Rasmussen: Consumer confidence hits 2012 low
posted at 12:06 pm on July 26, 2012 by Ed Morrissey
Last week, Barack Obama told an Oakland crowd that the reason he’s running for a second term is because his economic plan worked:
In today’s OOTD, I scored the results against the plan itself — which doesn’t support Obama’s argument. I’m not the only person who gives it a failing grade, either. Rasmussen’s latest survey shows consumer confidence hitting a 2012 low:
The Rasmussen Consumer Index, which measures consumer confidence on a daily basis, fell another point on Thursday to the lowest level of 2012. At 78.5, confidence is down three points from a week ago, down three points from a month ago and down 11 points from three months ago.
Confidence is down 19 points from the highest levels of 2012.
However, while confidence is at a new low for this year, it remains well above the lows of recent years. The 2011 low was 58.1, and the all-time low was reached in 2009 at 54.7.

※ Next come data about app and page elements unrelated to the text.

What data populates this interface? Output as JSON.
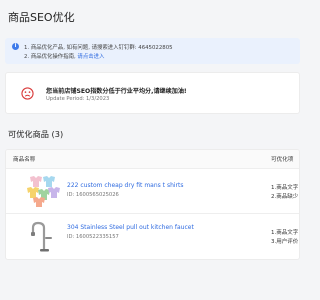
{
  "page": {
    "title": "商品SEO优化"
  },
  "notice": {
    "icon": "info-icon",
    "line1": "1. 商品优化产品, 如有问题, 请搜索进入钉钉群: 4645022805",
    "line2_prefix": "2. 商品优化操作指南,",
    "line2_link": "请点击进入"
  },
  "score": {
    "icon": "sad-face-icon",
    "title": "您当前店铺SEO指数分低于行业平均分,请继续加油!",
    "date": "Update Period: 1/3/2023"
  },
  "section": {
    "title": "可优化商品 (3)"
  },
  "table": {
    "headers": {
      "name": "商品名称",
      "optimizable": "可优化项"
    },
    "rows": [
      {
        "name": "222 custom cheap dry fit mans t shirts",
        "id": "ID: 1600565025026",
        "opt1": "1.商品文字",
        "opt2": "2.商品缺少",
        "thumb": "tshirts-thumbnail"
      },
      {
        "name": "304 Stainless Steel pull out kitchen faucet",
        "id": "ID: 1600522335157",
        "opt1": "1.商品文字",
        "opt2": "3.用户评价",
        "thumb": "faucet-thumbnail"
      }
    ]
  },
  "colors": {
    "accent": "#2f6be0",
    "notice_bg": "#eaf1fd",
    "sad_icon": "#d93b3b"
  }
}
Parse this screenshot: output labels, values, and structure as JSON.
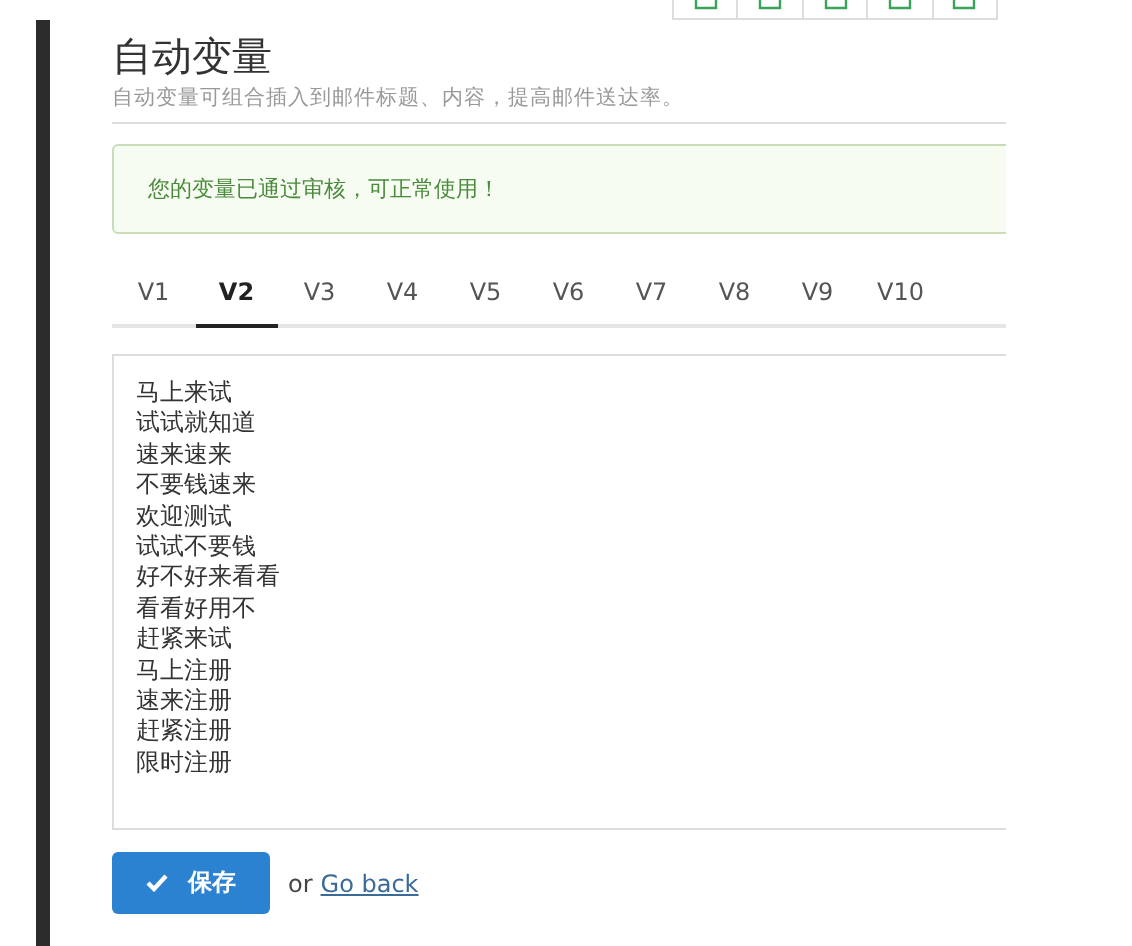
{
  "header": {
    "title": "自动变量",
    "subtitle": "自动变量可组合插入到邮件标题、内容，提高邮件送达率。"
  },
  "alert": {
    "message": "您的变量已通过审核，可正常使用！"
  },
  "tabs": [
    {
      "label": "V1",
      "selected": false
    },
    {
      "label": "V2",
      "selected": true
    },
    {
      "label": "V3",
      "selected": false
    },
    {
      "label": "V4",
      "selected": false
    },
    {
      "label": "V5",
      "selected": false
    },
    {
      "label": "V6",
      "selected": false
    },
    {
      "label": "V7",
      "selected": false
    },
    {
      "label": "V8",
      "selected": false
    },
    {
      "label": "V9",
      "selected": false
    },
    {
      "label": "V10",
      "selected": false
    }
  ],
  "editor": {
    "lines": [
      "马上来试",
      "试试就知道",
      "速来速来",
      "不要钱速来",
      "欢迎测试",
      "试试不要钱",
      "好不好来看看",
      "看看好用不",
      "赶紧来试",
      "马上注册",
      "速来注册",
      "赶紧注册",
      "限时注册"
    ]
  },
  "actions": {
    "save": "保存",
    "or": "or",
    "back": "Go back"
  }
}
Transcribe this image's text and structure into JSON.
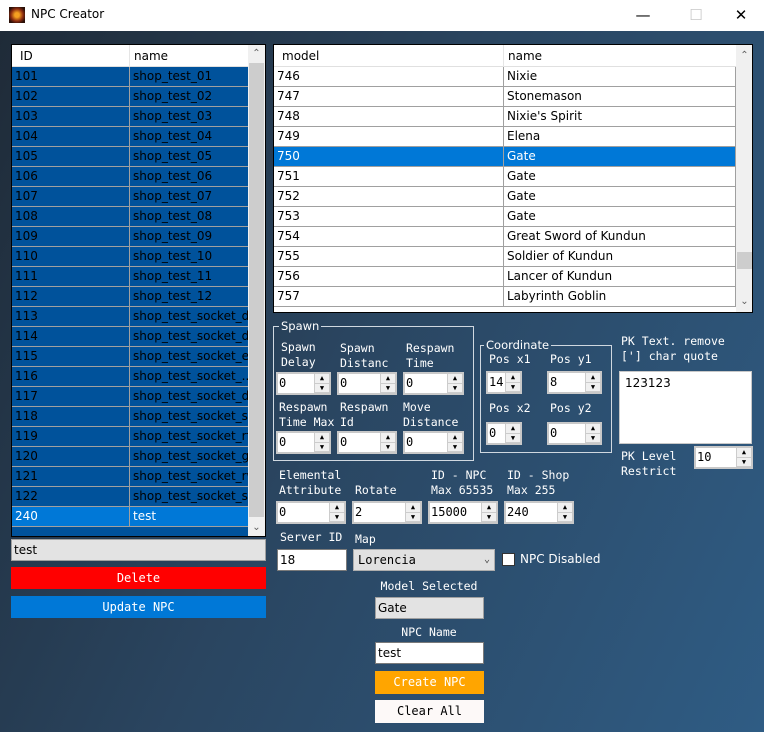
{
  "window": {
    "title": "NPC Creator",
    "minimize": "—",
    "maximize": "☐",
    "close": "✕"
  },
  "npc_list": {
    "columns": [
      "ID",
      "name"
    ],
    "rows": [
      [
        "101",
        "shop_test_01"
      ],
      [
        "102",
        "shop_test_02"
      ],
      [
        "103",
        "shop_test_03"
      ],
      [
        "104",
        "shop_test_04"
      ],
      [
        "105",
        "shop_test_05"
      ],
      [
        "106",
        "shop_test_06"
      ],
      [
        "107",
        "shop_test_07"
      ],
      [
        "108",
        "shop_test_08"
      ],
      [
        "109",
        "shop_test_09"
      ],
      [
        "110",
        "shop_test_10"
      ],
      [
        "111",
        "shop_test_11"
      ],
      [
        "112",
        "shop_test_12"
      ],
      [
        "113",
        "shop_test_socket_dw"
      ],
      [
        "114",
        "shop_test_socket_dk"
      ],
      [
        "115",
        "shop_test_socket_elf"
      ],
      [
        "116",
        "shop_test_socket_..."
      ],
      [
        "117",
        "shop_test_socket_dl"
      ],
      [
        "118",
        "shop_test_socket_s..."
      ],
      [
        "119",
        "shop_test_socket_rf"
      ],
      [
        "120",
        "shop_test_socket_gl"
      ],
      [
        "121",
        "shop_test_socket_rw"
      ],
      [
        "122",
        "shop_test_socket_sl"
      ],
      [
        "240",
        "test"
      ]
    ],
    "selected_index": 22
  },
  "model_list": {
    "columns": [
      "model",
      "name"
    ],
    "rows": [
      [
        "746",
        "Nixie"
      ],
      [
        "747",
        "Stonemason"
      ],
      [
        "748",
        "Nixie's Spirit"
      ],
      [
        "749",
        "Elena"
      ],
      [
        "750",
        "Gate"
      ],
      [
        "751",
        "Gate"
      ],
      [
        "752",
        "Gate"
      ],
      [
        "753",
        "Gate"
      ],
      [
        "754",
        "Great Sword of Kundun"
      ],
      [
        "755",
        "Soldier of Kundun"
      ],
      [
        "756",
        "Lancer of Kundun"
      ],
      [
        "757",
        "Labyrinth Goblin"
      ]
    ],
    "selected_index": 4
  },
  "search_value": "test",
  "delete_label": "Delete",
  "update_label": "Update NPC",
  "spawn": {
    "legend": "Spawn",
    "spawn_delay": {
      "label": "Spawn\nDelay",
      "value": "0"
    },
    "spawn_distance": {
      "label": "Spawn\nDistanc",
      "value": "0"
    },
    "respawn_time": {
      "label": "Respawn\nTime",
      "value": "0"
    },
    "respawn_time_max": {
      "label": "Respawn\nTime Max",
      "value": "0"
    },
    "respawn_id": {
      "label": "Respawn\nId",
      "value": "0"
    },
    "move_distance": {
      "label": "Move\nDistance",
      "value": "0"
    }
  },
  "coordinate": {
    "legend": "Coordinate",
    "x1": {
      "label": "Pos x1",
      "value": "14"
    },
    "y1": {
      "label": "Pos y1",
      "value": "8"
    },
    "x2": {
      "label": "Pos x2",
      "value": "0"
    },
    "y2": {
      "label": "Pos y2",
      "value": "0"
    }
  },
  "pk_text": {
    "label": "PK Text. remove\n['] char quote",
    "value": "123123"
  },
  "pk_level": {
    "label": "PK Level\nRestrict",
    "value": "10"
  },
  "elemental": {
    "label": "Elemental\nAttribute",
    "value": "0"
  },
  "rotate": {
    "label": "Rotate",
    "value": "2"
  },
  "id_npc": {
    "label": "ID - NPC\nMax 65535",
    "value": "15000"
  },
  "id_shop": {
    "label": "ID - Shop\nMax 255",
    "value": "240"
  },
  "server_id": {
    "label": "Server ID",
    "value": "18"
  },
  "map": {
    "label": "Map",
    "value": "Lorencia"
  },
  "npc_disabled": {
    "label": "NPC Disabled",
    "checked": false
  },
  "model_selected": {
    "label": "Model Selected",
    "value": "Gate"
  },
  "npc_name": {
    "label": "NPC Name",
    "value": "test"
  },
  "create_label": "Create NPC",
  "clear_label": "Clear All",
  "colors": {
    "delete": "#ff0000",
    "update": "#0078d7",
    "create": "#ffa500",
    "selection": "#0078d7"
  }
}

The Rasmussen Investor Index fell five points on Thursday to 89.1. Investor confidence is still up two points from a week ago. However, it is down two points from a month ago but is down 12 points from three months ago. Investor confidence remains five points above the lowest level measured for 2012.
What has gone up? Pessimism:
Most Americans now believe both the overall economy (54%) and their own personal finances (52%) are getting worse. Just 25% believe the economy is getting better. Twenty-two percent (22%) say the same about their personal finances.
Long term optimism about the economy has fallen to the lowest level ever measured by Rasmussen Reports. Just 40% expect the economy to be stronger in five years. That’s down from 46% a year ago, 50% two years ago, and 58% three years ago. Most believe the housing market will take more than three years to recover.
Gallup’s last consumer confidence level (measured weekly) showed a slight increase, although still very much in negative territory with a -25, down from a May peak of -16. Then again, Rasmussen’s consumer confidence levels last week also showed a slight increase, going from 81.4 on Wednesday to 86.5 on Monday of this week. Today’s 78.5 is a significant drop from that level, one which Gallup may also find by the end of this week.
So far, neither consumers nor investors concur with Obama’s claim to have delivered an economic plan that “worked” — a finality that definitely makes the claim a Mission Accomplished statement, rather than a plan still in process. Jim Geraghty wonders whether this latest claim on economic success in the wake of so much bad data will be worse than Obama’s claim that the private sector is doing fine:
Or for that matter, the “you didn’t build that” comment:
Actually, I believe these statements will aggregate together to build a narrative that Obama is hopelessly out of touch with Americans on the economy. The Romney campaign apparently agrees, as they have launched a new website today called “Built By Us,” featuring this new video:
The site invites small business owners to tell their stories of risk-taking, entrepreneurship, and hard work. We can expect to see more than a few of these stories featured in future Romney ads — and combined with the video of Obama’s victory lap in the face of failure, it’s going to present a powerful narrative of Obama’s cluelessness.
Update: Romney’s lead over Obama on the economy narrowed slightly in the last month, though:
Voters continue to have slightly more trust in Mitt Romney than in President Obama when it comes to dealing with the economy. The Republican challenger has narrower leads in trust over the incumbent on four other top issues regularly tracked by Rasmussen Reports, further highlighting the closeness of the race.
A new national telephone survey finds that 49% of Likely U.S. Voters trust Romney more when it comes to the economy, while 43% have more confidence in the president. (To see survey question wording, click here.)
Last month, Romney posted a similar 50% to 42% edge over Obama but was ahead 51% to 39% in May. The two men were virtually tied on the issue in early March.
This survey came after the “you didn’t build that” comment. Romney actually leads Obama on all of the issues polled by Rasmussen, but his lead on the economy is the only one outside of the margin of error.